# Work to be completed
Search the records below for the word "that", then return every line where it appears.

# Listed entries
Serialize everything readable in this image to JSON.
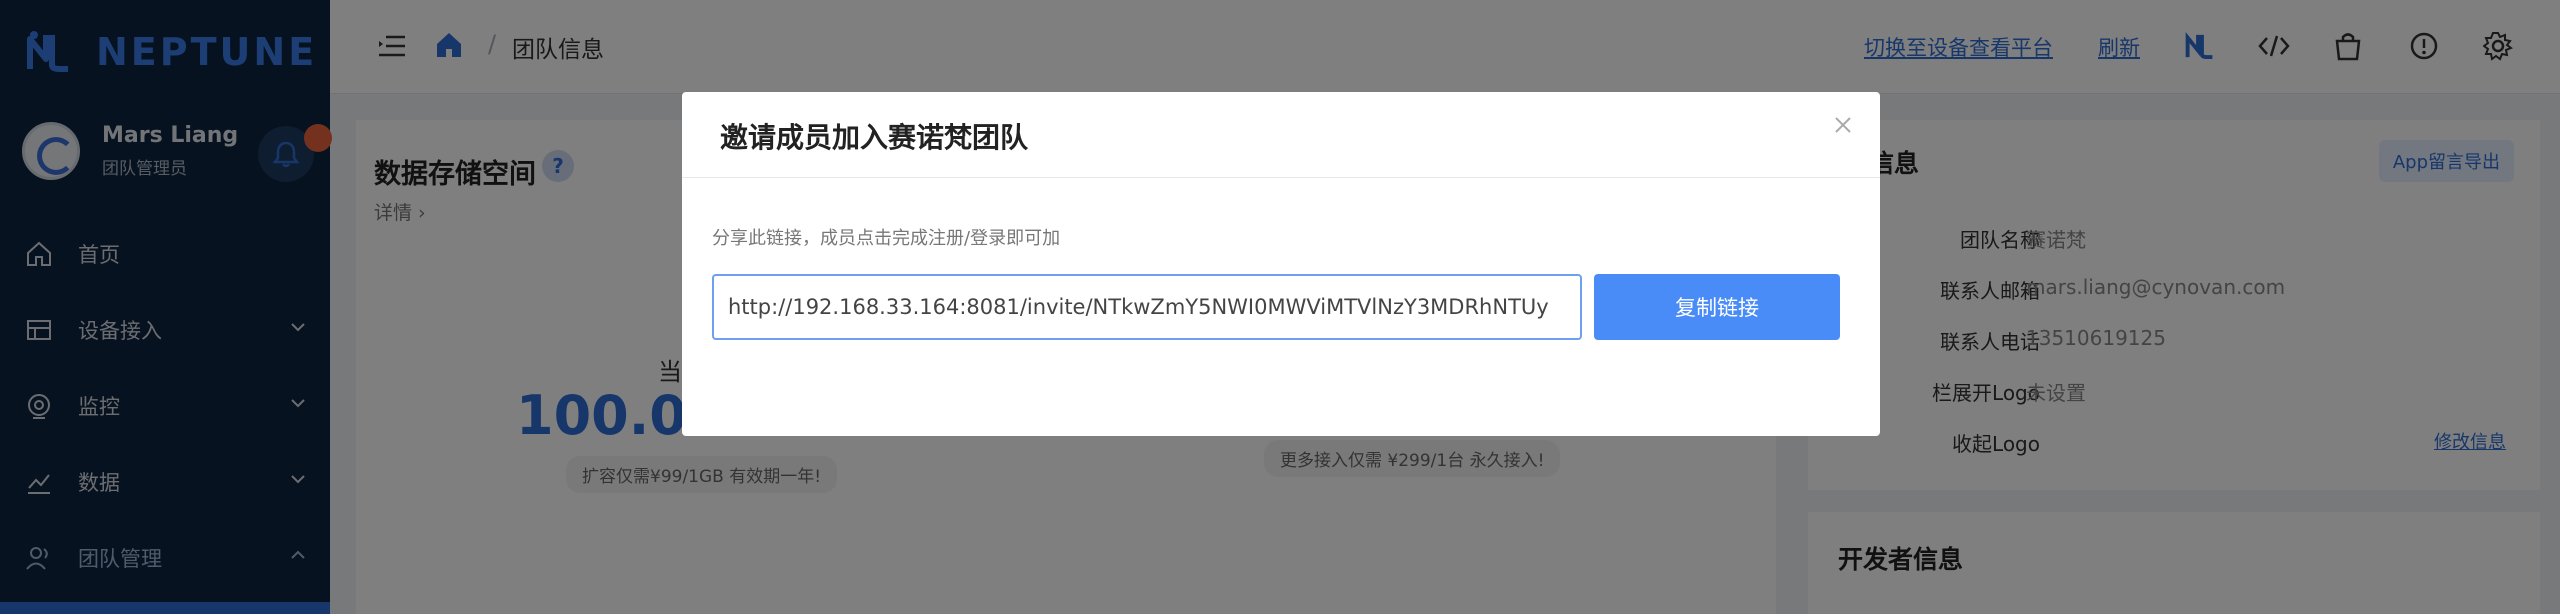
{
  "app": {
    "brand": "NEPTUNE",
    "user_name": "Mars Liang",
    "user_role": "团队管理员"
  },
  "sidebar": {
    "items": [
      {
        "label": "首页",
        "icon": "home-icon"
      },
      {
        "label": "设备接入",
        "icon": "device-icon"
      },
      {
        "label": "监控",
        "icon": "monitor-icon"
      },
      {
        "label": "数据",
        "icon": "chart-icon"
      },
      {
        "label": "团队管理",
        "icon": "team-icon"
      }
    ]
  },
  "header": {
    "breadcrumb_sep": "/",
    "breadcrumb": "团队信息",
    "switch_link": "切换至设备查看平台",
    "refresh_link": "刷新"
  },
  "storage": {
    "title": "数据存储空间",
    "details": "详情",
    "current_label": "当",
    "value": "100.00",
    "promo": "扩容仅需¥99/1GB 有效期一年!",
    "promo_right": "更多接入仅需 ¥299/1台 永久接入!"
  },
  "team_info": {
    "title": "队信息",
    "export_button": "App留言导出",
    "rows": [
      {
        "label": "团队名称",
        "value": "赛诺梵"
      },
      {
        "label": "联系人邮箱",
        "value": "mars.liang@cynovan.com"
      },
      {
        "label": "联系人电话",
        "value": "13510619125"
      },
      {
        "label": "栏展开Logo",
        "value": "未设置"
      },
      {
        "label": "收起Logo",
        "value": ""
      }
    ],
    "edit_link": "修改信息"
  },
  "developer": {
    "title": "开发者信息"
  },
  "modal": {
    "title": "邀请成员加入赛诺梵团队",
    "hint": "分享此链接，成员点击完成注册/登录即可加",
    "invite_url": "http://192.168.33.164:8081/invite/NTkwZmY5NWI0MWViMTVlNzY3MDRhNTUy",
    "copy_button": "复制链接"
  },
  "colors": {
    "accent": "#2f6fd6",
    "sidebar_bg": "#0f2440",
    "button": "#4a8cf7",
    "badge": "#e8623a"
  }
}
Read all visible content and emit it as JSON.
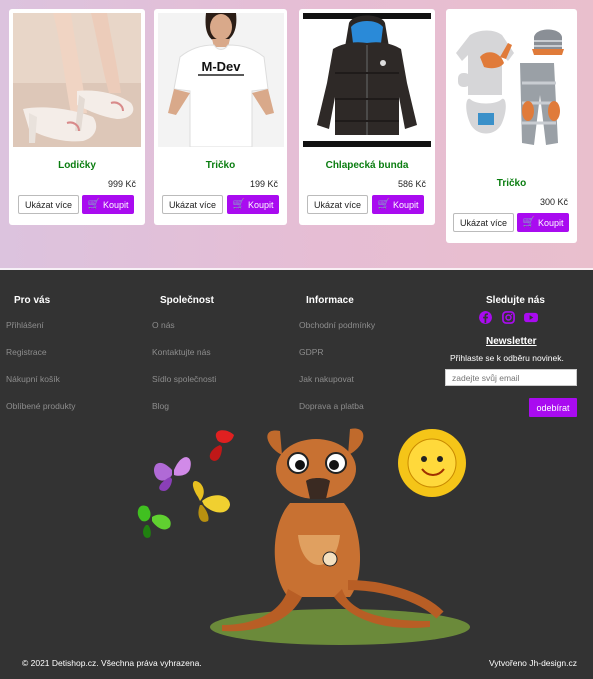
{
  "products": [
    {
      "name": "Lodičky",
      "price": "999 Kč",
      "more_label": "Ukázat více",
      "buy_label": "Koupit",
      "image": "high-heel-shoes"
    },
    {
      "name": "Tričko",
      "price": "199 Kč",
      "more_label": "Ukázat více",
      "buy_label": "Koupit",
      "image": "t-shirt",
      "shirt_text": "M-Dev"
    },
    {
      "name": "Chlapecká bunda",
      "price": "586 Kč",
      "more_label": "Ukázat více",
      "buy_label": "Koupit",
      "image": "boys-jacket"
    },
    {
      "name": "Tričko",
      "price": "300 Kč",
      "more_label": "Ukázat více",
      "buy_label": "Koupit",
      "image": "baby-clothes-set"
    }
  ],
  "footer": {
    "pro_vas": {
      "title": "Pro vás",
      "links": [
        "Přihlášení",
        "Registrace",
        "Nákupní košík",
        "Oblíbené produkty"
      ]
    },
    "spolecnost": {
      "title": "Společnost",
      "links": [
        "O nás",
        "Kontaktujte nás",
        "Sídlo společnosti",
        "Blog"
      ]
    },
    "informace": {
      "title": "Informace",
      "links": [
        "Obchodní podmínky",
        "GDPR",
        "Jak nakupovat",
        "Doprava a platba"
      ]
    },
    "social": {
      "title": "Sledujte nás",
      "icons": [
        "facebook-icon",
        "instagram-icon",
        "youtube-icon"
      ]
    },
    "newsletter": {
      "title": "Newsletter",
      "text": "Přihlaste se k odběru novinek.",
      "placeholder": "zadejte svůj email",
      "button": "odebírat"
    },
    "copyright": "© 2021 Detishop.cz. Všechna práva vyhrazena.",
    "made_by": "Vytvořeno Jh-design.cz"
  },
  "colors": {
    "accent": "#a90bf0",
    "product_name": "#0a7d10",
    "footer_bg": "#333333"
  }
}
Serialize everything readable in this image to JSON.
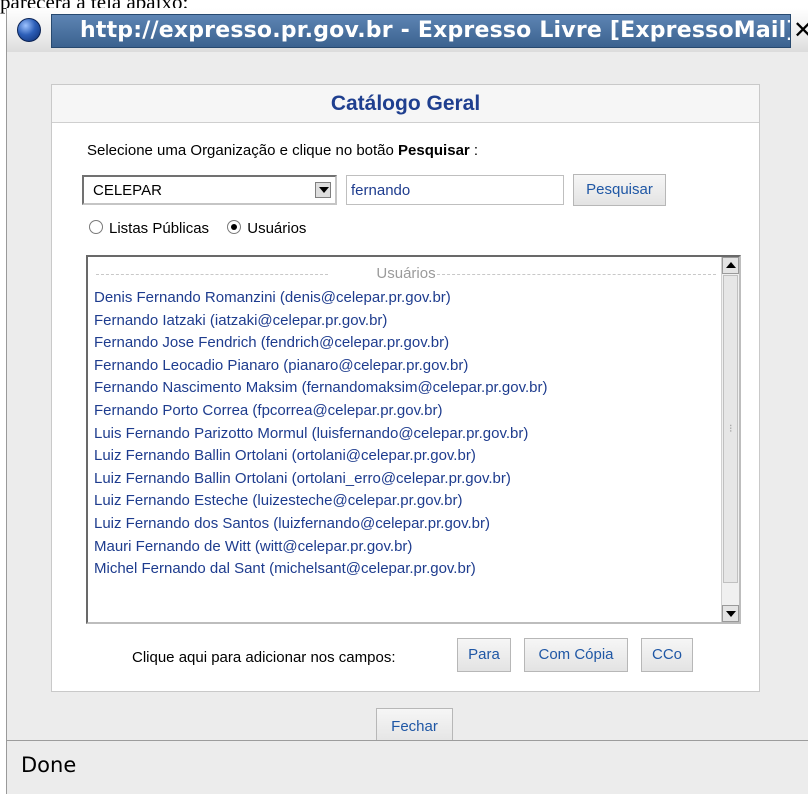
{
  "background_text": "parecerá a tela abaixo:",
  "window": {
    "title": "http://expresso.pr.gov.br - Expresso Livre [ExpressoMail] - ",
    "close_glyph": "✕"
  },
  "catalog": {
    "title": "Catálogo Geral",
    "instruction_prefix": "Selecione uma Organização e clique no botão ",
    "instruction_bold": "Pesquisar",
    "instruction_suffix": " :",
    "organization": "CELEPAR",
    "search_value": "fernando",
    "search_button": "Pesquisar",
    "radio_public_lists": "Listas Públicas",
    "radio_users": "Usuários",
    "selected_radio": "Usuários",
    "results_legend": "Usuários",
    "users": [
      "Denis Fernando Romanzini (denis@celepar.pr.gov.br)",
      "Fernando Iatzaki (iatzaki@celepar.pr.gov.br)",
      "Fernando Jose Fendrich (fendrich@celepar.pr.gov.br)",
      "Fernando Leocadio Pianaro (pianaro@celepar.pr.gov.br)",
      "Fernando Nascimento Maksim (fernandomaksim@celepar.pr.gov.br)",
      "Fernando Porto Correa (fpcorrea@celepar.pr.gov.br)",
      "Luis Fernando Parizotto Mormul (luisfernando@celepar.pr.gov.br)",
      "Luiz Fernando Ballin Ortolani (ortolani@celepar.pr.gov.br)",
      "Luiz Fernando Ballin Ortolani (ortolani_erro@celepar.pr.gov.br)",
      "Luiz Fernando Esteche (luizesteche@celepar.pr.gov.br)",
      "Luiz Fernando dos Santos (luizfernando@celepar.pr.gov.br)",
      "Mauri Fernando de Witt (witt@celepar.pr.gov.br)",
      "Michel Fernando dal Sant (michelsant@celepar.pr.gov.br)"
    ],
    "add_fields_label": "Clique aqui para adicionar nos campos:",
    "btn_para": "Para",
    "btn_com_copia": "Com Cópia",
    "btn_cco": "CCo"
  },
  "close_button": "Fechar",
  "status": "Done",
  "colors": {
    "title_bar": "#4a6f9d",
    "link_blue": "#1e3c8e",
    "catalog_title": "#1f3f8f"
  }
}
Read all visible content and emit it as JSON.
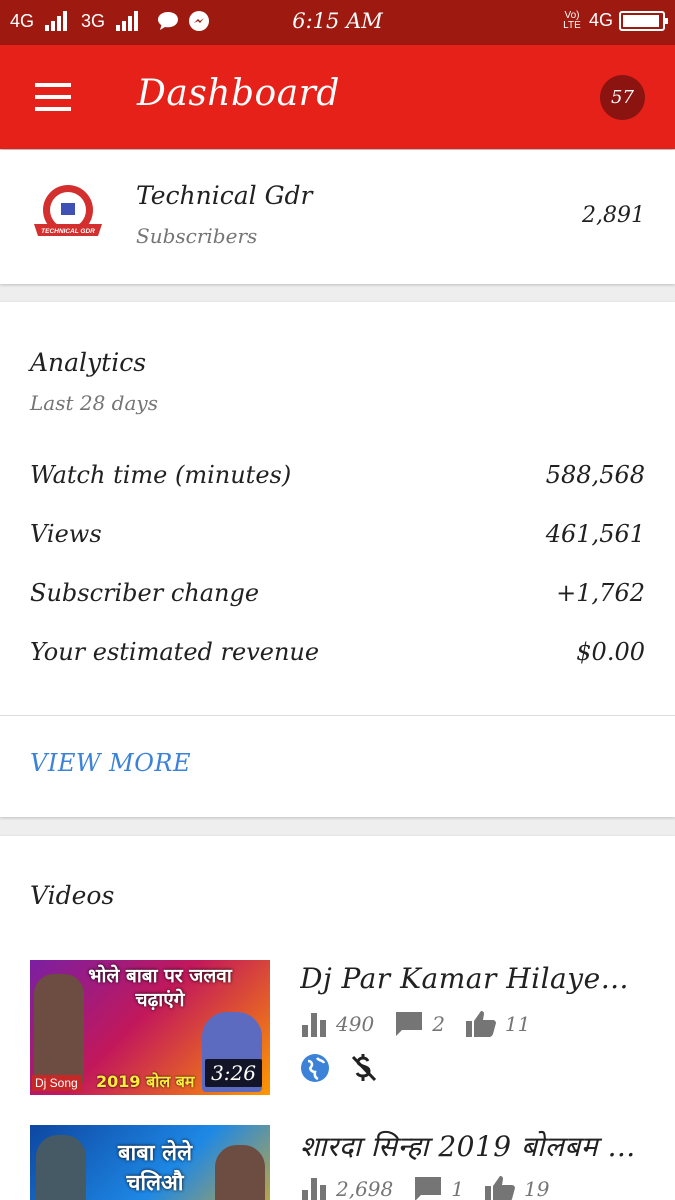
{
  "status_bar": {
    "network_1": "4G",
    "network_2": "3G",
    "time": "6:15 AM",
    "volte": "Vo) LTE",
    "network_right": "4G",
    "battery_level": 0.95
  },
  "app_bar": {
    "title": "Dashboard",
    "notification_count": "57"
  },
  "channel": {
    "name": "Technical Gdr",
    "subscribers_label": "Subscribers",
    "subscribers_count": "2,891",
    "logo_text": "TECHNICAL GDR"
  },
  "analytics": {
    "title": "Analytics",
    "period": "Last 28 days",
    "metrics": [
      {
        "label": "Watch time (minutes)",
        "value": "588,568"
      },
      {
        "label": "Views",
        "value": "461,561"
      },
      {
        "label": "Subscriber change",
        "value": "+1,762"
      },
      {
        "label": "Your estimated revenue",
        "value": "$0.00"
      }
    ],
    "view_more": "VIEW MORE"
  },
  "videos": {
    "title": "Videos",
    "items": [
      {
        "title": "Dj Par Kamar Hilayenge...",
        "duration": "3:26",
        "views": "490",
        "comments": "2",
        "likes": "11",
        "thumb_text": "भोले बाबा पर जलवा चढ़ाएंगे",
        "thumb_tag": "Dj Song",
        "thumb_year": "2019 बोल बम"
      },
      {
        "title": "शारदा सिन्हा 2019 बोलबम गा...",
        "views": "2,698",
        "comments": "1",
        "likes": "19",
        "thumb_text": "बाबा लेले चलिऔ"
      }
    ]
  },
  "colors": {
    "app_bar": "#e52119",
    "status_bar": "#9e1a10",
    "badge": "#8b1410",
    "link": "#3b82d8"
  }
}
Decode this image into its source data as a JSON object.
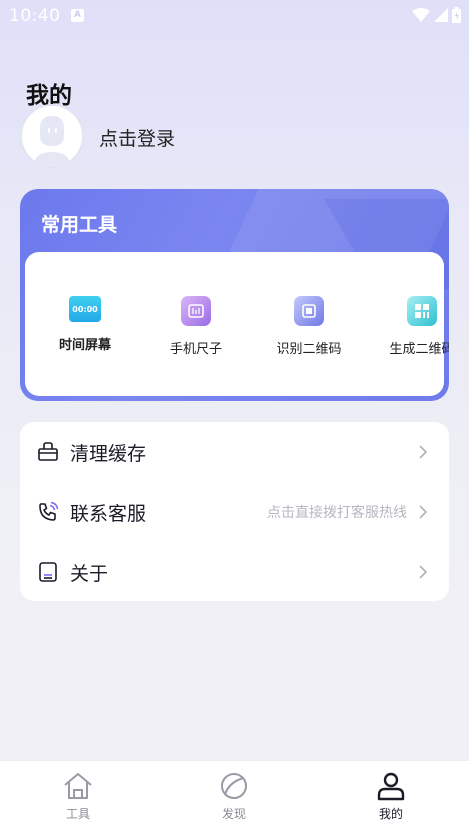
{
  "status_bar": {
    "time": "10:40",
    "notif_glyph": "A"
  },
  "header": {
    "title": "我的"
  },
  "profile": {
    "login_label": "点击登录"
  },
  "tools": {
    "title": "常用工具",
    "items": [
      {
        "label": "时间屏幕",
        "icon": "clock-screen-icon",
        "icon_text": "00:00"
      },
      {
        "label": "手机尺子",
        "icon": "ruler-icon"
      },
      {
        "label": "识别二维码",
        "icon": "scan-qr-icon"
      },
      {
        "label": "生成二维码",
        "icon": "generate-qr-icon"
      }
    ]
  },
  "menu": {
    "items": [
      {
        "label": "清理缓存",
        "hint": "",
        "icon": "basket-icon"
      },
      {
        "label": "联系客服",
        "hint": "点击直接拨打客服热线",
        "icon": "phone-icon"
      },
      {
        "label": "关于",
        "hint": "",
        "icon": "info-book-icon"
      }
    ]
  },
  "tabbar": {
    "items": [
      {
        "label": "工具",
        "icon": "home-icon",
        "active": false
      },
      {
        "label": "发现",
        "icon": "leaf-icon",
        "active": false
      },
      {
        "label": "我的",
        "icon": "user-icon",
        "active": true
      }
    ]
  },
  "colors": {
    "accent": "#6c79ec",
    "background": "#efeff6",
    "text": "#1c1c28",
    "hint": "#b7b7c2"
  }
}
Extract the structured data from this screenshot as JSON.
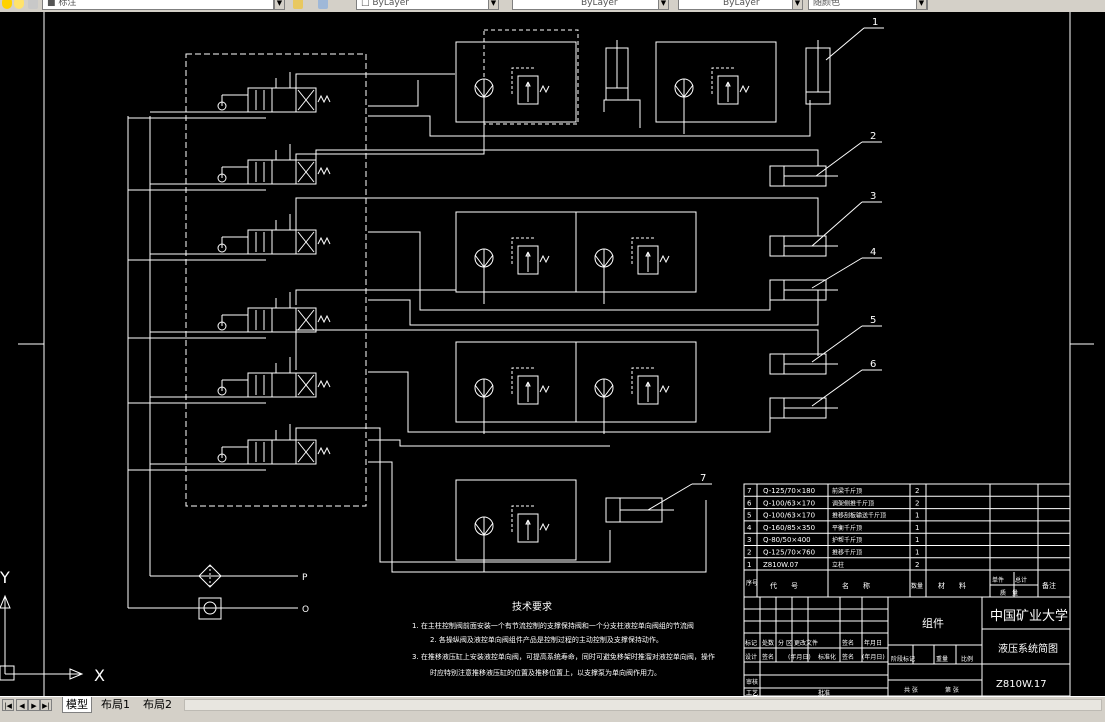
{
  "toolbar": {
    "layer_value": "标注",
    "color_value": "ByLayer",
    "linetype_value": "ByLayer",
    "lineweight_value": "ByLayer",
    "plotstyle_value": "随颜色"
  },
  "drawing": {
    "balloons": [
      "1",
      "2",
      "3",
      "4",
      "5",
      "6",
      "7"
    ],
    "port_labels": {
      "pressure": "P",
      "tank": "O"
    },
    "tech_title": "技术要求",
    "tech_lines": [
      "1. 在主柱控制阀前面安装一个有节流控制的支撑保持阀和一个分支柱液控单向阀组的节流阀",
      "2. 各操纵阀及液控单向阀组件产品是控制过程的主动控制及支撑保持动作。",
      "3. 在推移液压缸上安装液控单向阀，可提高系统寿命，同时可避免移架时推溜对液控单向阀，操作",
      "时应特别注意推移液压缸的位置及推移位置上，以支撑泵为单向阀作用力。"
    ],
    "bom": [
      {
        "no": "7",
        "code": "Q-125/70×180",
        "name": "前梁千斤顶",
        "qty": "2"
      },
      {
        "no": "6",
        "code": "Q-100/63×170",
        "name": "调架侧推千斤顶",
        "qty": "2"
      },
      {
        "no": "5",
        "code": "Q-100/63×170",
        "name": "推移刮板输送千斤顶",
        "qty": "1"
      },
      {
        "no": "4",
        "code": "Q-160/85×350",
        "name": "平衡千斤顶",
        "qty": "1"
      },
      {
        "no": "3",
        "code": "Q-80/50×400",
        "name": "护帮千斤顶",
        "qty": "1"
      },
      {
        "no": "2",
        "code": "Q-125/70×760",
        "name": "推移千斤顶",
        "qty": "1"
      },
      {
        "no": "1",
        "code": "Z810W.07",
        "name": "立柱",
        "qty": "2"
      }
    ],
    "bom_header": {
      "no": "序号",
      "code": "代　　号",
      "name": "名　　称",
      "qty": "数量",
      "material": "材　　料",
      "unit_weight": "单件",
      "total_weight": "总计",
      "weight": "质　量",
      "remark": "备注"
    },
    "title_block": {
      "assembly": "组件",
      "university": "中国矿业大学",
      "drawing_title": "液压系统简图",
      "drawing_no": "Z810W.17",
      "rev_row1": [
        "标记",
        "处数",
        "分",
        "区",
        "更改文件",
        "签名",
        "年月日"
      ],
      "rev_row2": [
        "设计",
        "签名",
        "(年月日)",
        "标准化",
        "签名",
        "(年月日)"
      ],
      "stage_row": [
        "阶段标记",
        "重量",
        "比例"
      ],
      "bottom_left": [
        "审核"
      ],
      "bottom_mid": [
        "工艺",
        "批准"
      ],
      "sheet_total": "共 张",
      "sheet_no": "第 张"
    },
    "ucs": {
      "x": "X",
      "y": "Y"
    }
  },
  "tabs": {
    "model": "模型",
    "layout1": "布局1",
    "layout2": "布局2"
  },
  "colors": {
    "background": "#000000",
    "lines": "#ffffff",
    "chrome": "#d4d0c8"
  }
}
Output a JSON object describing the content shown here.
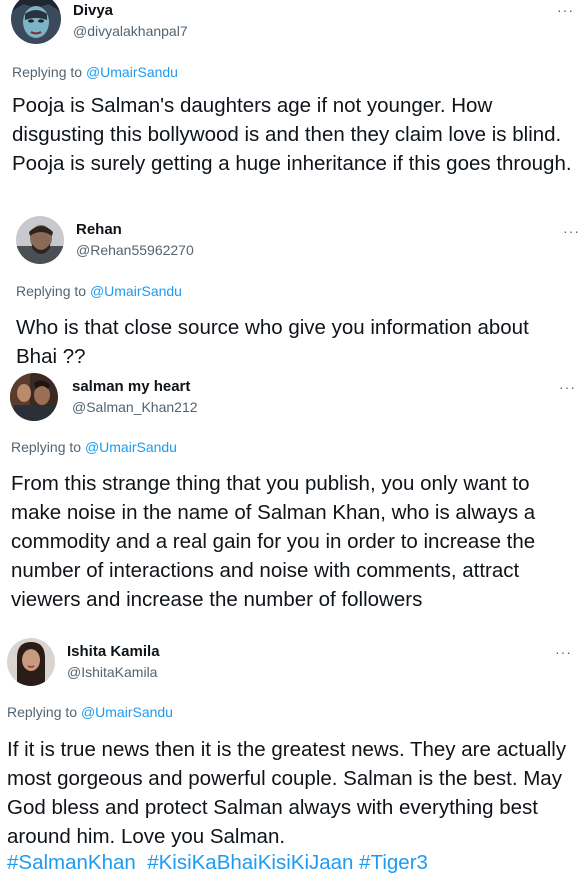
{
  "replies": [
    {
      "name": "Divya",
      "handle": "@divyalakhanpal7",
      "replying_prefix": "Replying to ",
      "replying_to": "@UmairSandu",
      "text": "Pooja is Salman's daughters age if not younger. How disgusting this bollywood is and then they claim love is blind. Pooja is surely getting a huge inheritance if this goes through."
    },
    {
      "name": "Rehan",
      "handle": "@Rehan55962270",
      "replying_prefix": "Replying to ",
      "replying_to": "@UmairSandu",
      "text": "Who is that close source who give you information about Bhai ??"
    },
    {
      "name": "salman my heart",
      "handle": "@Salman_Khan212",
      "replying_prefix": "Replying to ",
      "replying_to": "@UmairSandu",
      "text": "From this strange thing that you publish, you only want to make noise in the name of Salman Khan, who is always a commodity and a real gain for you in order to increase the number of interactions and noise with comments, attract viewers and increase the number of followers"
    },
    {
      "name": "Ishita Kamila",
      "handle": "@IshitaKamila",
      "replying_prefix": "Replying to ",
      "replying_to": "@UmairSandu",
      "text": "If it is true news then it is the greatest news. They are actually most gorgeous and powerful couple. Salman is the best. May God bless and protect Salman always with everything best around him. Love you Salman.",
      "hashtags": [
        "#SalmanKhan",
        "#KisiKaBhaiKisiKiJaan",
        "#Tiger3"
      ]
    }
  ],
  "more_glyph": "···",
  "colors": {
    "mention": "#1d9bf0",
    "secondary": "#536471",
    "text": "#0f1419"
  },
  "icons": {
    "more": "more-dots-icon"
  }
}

# Output
      "text": "Who is that close source who give you information about Bhai ??"
      "text": "From this strange thing that you publish, you only want to make noise in the name of Salman Khan, who is always a commodity and a real gain for you in order to increase the number of interactions and noise with comments, attract viewers and increase the number of followers"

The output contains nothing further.